Items from an interface collection
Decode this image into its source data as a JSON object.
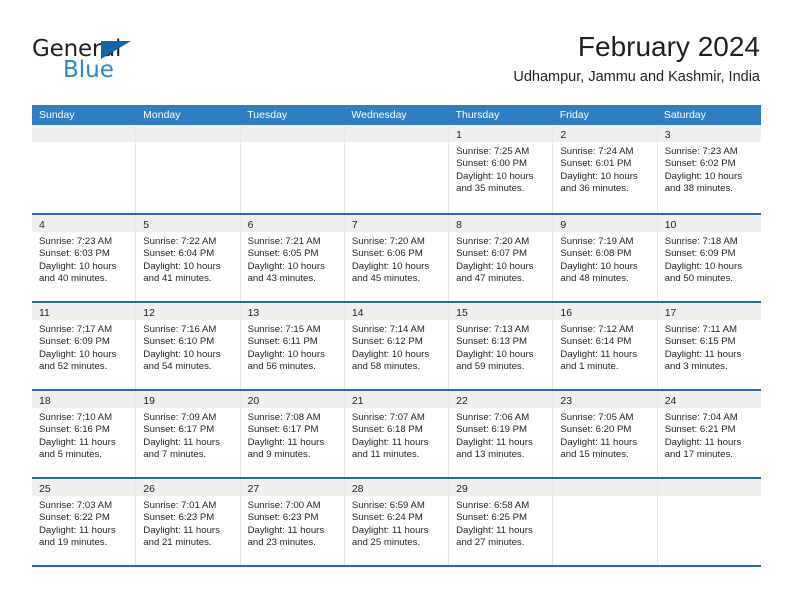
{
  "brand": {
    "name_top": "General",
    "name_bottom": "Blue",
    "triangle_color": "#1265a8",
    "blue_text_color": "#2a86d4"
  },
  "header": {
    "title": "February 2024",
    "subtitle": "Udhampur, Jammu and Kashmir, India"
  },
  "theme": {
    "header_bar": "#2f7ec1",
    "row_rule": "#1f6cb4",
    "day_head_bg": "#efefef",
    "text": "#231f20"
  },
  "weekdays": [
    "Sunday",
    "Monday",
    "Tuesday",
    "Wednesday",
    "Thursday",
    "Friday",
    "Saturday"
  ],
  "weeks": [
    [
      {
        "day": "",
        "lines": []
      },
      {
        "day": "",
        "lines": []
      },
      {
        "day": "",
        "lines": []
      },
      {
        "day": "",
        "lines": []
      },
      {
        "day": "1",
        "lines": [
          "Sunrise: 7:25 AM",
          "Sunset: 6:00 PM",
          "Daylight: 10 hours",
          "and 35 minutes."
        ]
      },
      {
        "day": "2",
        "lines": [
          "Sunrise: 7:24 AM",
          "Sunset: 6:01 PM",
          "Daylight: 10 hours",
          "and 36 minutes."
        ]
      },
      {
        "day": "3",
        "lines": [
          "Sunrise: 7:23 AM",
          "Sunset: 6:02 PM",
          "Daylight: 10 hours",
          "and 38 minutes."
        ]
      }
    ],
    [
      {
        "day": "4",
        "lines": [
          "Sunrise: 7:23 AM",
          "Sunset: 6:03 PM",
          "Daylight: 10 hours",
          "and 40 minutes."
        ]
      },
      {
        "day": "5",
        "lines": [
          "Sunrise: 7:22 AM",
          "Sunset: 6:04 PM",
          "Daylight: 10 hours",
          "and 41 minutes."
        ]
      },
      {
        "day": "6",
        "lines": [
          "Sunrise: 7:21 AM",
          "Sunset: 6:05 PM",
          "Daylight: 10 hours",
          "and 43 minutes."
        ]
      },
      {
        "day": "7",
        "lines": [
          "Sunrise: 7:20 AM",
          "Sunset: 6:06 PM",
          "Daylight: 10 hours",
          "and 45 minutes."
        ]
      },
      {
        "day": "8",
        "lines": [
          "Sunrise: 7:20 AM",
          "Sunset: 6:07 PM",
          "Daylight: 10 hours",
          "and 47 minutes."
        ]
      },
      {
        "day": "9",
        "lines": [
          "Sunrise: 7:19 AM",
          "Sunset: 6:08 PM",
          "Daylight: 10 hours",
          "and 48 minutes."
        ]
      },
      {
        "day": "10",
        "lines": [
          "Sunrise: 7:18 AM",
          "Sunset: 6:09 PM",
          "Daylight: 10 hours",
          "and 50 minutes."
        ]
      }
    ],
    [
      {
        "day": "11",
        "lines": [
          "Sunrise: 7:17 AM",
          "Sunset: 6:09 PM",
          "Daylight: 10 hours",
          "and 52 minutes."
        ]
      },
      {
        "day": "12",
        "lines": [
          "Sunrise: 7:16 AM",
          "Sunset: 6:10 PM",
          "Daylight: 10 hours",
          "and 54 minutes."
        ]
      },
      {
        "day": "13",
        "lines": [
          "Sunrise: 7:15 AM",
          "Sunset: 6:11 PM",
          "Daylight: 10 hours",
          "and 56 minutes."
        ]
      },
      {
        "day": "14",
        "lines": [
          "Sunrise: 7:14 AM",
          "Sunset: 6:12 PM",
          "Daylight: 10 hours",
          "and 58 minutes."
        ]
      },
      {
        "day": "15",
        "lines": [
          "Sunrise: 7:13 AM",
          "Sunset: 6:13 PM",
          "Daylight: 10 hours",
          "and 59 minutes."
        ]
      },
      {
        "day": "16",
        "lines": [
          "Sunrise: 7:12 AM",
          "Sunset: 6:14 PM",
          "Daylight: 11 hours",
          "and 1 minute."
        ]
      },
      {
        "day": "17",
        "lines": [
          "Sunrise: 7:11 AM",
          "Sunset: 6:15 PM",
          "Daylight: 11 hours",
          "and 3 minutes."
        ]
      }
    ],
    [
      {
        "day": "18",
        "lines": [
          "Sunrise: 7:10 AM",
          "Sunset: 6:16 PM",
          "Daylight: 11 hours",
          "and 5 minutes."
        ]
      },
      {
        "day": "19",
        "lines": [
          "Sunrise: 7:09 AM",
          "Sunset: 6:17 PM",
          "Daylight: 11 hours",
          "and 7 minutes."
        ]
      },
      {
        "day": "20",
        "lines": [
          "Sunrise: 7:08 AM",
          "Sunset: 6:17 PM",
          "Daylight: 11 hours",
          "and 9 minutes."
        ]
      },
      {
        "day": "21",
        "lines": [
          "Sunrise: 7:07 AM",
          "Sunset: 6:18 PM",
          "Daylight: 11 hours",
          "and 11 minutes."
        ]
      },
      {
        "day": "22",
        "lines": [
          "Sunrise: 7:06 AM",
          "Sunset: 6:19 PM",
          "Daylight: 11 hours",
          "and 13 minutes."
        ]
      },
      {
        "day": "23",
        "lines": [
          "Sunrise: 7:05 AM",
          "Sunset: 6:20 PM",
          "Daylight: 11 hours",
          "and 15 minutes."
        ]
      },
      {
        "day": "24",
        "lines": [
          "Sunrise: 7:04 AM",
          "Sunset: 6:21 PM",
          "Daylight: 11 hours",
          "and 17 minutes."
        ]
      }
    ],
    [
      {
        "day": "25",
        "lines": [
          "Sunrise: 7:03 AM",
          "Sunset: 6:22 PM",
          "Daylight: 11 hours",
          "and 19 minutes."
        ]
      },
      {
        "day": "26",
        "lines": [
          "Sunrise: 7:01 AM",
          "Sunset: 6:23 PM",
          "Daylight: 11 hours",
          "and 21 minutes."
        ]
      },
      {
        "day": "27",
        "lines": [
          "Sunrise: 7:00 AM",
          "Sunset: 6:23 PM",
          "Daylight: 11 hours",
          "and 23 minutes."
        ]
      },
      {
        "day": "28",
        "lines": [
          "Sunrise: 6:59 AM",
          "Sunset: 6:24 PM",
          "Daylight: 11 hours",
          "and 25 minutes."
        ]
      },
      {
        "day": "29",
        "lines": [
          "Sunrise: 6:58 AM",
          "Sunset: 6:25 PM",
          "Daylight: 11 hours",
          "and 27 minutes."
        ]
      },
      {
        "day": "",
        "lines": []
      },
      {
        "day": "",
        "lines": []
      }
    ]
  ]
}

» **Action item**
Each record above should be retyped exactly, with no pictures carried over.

» **Solution to the problem**
Decode this image into its source data as a JSON object.
{
  "brand": {
    "name_top": "General",
    "name_bottom": "Blue",
    "triangle_color": "#1265a8",
    "blue_text_color": "#2a86d4"
  },
  "header": {
    "title": "February 2024",
    "subtitle": "Udhampur, Jammu and Kashmir, India"
  },
  "theme": {
    "header_bar": "#2f7ec1",
    "row_rule": "#1f6cb4",
    "day_head_bg": "#efefef",
    "text": "#231f20"
  },
  "weekdays": [
    "Sunday",
    "Monday",
    "Tuesday",
    "Wednesday",
    "Thursday",
    "Friday",
    "Saturday"
  ],
  "weeks": [
    [
      {
        "day": "",
        "lines": []
      },
      {
        "day": "",
        "lines": []
      },
      {
        "day": "",
        "lines": []
      },
      {
        "day": "",
        "lines": []
      },
      {
        "day": "1",
        "lines": [
          "Sunrise: 7:25 AM",
          "Sunset: 6:00 PM",
          "Daylight: 10 hours",
          "and 35 minutes."
        ]
      },
      {
        "day": "2",
        "lines": [
          "Sunrise: 7:24 AM",
          "Sunset: 6:01 PM",
          "Daylight: 10 hours",
          "and 36 minutes."
        ]
      },
      {
        "day": "3",
        "lines": [
          "Sunrise: 7:23 AM",
          "Sunset: 6:02 PM",
          "Daylight: 10 hours",
          "and 38 minutes."
        ]
      }
    ],
    [
      {
        "day": "4",
        "lines": [
          "Sunrise: 7:23 AM",
          "Sunset: 6:03 PM",
          "Daylight: 10 hours",
          "and 40 minutes."
        ]
      },
      {
        "day": "5",
        "lines": [
          "Sunrise: 7:22 AM",
          "Sunset: 6:04 PM",
          "Daylight: 10 hours",
          "and 41 minutes."
        ]
      },
      {
        "day": "6",
        "lines": [
          "Sunrise: 7:21 AM",
          "Sunset: 6:05 PM",
          "Daylight: 10 hours",
          "and 43 minutes."
        ]
      },
      {
        "day": "7",
        "lines": [
          "Sunrise: 7:20 AM",
          "Sunset: 6:06 PM",
          "Daylight: 10 hours",
          "and 45 minutes."
        ]
      },
      {
        "day": "8",
        "lines": [
          "Sunrise: 7:20 AM",
          "Sunset: 6:07 PM",
          "Daylight: 10 hours",
          "and 47 minutes."
        ]
      },
      {
        "day": "9",
        "lines": [
          "Sunrise: 7:19 AM",
          "Sunset: 6:08 PM",
          "Daylight: 10 hours",
          "and 48 minutes."
        ]
      },
      {
        "day": "10",
        "lines": [
          "Sunrise: 7:18 AM",
          "Sunset: 6:09 PM",
          "Daylight: 10 hours",
          "and 50 minutes."
        ]
      }
    ],
    [
      {
        "day": "11",
        "lines": [
          "Sunrise: 7:17 AM",
          "Sunset: 6:09 PM",
          "Daylight: 10 hours",
          "and 52 minutes."
        ]
      },
      {
        "day": "12",
        "lines": [
          "Sunrise: 7:16 AM",
          "Sunset: 6:10 PM",
          "Daylight: 10 hours",
          "and 54 minutes."
        ]
      },
      {
        "day": "13",
        "lines": [
          "Sunrise: 7:15 AM",
          "Sunset: 6:11 PM",
          "Daylight: 10 hours",
          "and 56 minutes."
        ]
      },
      {
        "day": "14",
        "lines": [
          "Sunrise: 7:14 AM",
          "Sunset: 6:12 PM",
          "Daylight: 10 hours",
          "and 58 minutes."
        ]
      },
      {
        "day": "15",
        "lines": [
          "Sunrise: 7:13 AM",
          "Sunset: 6:13 PM",
          "Daylight: 10 hours",
          "and 59 minutes."
        ]
      },
      {
        "day": "16",
        "lines": [
          "Sunrise: 7:12 AM",
          "Sunset: 6:14 PM",
          "Daylight: 11 hours",
          "and 1 minute."
        ]
      },
      {
        "day": "17",
        "lines": [
          "Sunrise: 7:11 AM",
          "Sunset: 6:15 PM",
          "Daylight: 11 hours",
          "and 3 minutes."
        ]
      }
    ],
    [
      {
        "day": "18",
        "lines": [
          "Sunrise: 7:10 AM",
          "Sunset: 6:16 PM",
          "Daylight: 11 hours",
          "and 5 minutes."
        ]
      },
      {
        "day": "19",
        "lines": [
          "Sunrise: 7:09 AM",
          "Sunset: 6:17 PM",
          "Daylight: 11 hours",
          "and 7 minutes."
        ]
      },
      {
        "day": "20",
        "lines": [
          "Sunrise: 7:08 AM",
          "Sunset: 6:17 PM",
          "Daylight: 11 hours",
          "and 9 minutes."
        ]
      },
      {
        "day": "21",
        "lines": [
          "Sunrise: 7:07 AM",
          "Sunset: 6:18 PM",
          "Daylight: 11 hours",
          "and 11 minutes."
        ]
      },
      {
        "day": "22",
        "lines": [
          "Sunrise: 7:06 AM",
          "Sunset: 6:19 PM",
          "Daylight: 11 hours",
          "and 13 minutes."
        ]
      },
      {
        "day": "23",
        "lines": [
          "Sunrise: 7:05 AM",
          "Sunset: 6:20 PM",
          "Daylight: 11 hours",
          "and 15 minutes."
        ]
      },
      {
        "day": "24",
        "lines": [
          "Sunrise: 7:04 AM",
          "Sunset: 6:21 PM",
          "Daylight: 11 hours",
          "and 17 minutes."
        ]
      }
    ],
    [
      {
        "day": "25",
        "lines": [
          "Sunrise: 7:03 AM",
          "Sunset: 6:22 PM",
          "Daylight: 11 hours",
          "and 19 minutes."
        ]
      },
      {
        "day": "26",
        "lines": [
          "Sunrise: 7:01 AM",
          "Sunset: 6:23 PM",
          "Daylight: 11 hours",
          "and 21 minutes."
        ]
      },
      {
        "day": "27",
        "lines": [
          "Sunrise: 7:00 AM",
          "Sunset: 6:23 PM",
          "Daylight: 11 hours",
          "and 23 minutes."
        ]
      },
      {
        "day": "28",
        "lines": [
          "Sunrise: 6:59 AM",
          "Sunset: 6:24 PM",
          "Daylight: 11 hours",
          "and 25 minutes."
        ]
      },
      {
        "day": "29",
        "lines": [
          "Sunrise: 6:58 AM",
          "Sunset: 6:25 PM",
          "Daylight: 11 hours",
          "and 27 minutes."
        ]
      },
      {
        "day": "",
        "lines": []
      },
      {
        "day": "",
        "lines": []
      }
    ]
  ]
}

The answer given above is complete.